**Provided material:**
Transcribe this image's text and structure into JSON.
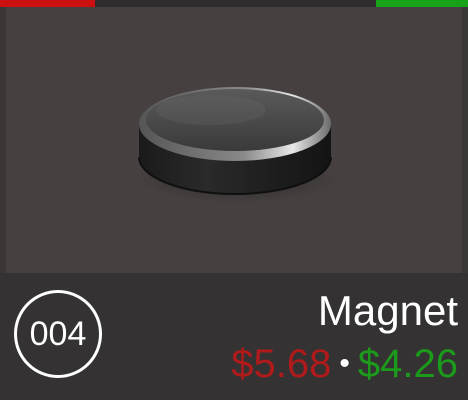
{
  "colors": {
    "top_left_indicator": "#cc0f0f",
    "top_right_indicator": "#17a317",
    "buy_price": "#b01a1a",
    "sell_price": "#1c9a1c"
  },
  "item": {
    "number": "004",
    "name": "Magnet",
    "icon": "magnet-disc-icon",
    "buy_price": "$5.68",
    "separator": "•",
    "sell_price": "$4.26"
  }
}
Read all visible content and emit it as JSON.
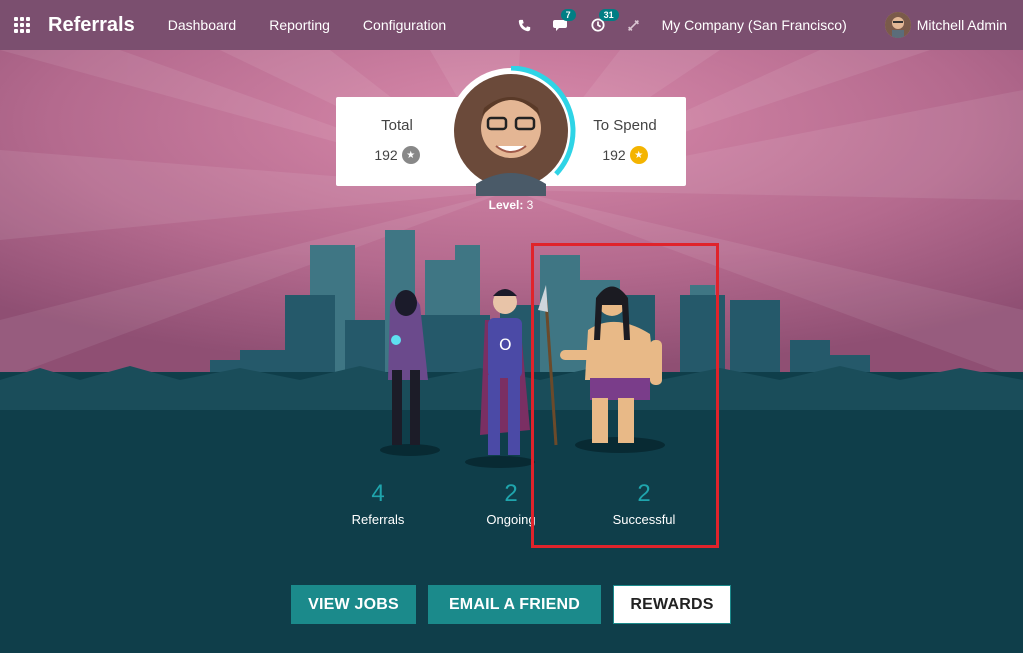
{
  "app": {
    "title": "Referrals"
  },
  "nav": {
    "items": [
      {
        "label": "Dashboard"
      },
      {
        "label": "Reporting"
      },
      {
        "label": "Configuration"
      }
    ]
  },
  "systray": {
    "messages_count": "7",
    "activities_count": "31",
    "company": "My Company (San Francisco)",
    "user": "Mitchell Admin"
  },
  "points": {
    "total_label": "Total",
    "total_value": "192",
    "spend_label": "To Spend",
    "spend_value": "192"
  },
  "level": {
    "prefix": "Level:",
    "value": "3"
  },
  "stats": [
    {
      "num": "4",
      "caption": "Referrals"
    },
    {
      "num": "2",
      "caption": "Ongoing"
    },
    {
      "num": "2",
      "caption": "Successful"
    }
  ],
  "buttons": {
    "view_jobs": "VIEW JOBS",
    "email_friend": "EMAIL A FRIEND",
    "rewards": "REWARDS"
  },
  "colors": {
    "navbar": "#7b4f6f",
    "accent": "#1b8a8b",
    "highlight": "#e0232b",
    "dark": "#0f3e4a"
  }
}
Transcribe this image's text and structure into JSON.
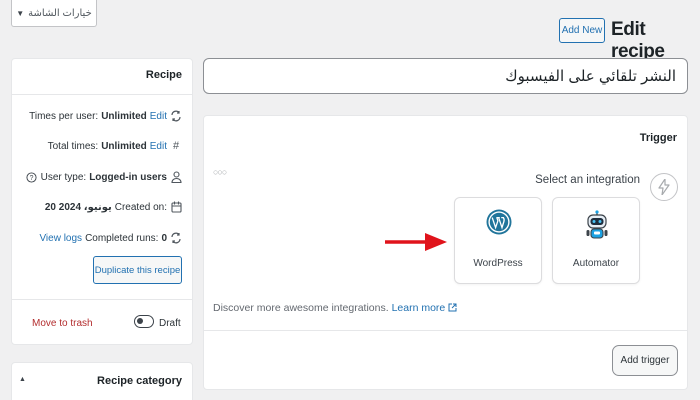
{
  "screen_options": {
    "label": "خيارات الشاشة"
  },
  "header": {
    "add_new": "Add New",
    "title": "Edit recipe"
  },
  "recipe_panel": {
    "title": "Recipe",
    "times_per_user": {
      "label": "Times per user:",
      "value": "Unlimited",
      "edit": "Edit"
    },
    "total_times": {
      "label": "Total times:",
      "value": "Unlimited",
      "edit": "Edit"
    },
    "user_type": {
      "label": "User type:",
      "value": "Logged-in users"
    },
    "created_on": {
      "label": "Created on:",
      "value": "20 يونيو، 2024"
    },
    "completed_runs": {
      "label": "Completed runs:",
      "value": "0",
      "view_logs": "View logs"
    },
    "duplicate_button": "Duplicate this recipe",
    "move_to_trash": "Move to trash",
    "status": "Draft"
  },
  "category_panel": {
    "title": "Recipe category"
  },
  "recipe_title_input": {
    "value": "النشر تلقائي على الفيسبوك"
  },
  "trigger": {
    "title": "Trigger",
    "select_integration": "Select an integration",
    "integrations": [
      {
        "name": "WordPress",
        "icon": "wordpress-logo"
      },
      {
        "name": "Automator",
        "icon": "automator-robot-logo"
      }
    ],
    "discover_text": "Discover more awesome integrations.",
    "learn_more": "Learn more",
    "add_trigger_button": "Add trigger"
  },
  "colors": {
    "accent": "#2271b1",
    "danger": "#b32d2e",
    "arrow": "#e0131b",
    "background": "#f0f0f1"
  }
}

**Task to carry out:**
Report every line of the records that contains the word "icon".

**Response below:**
    "icon": "magnet-disc-icon",
        "icon": "wordpress-logo"
        "icon": "automator-robot-logo"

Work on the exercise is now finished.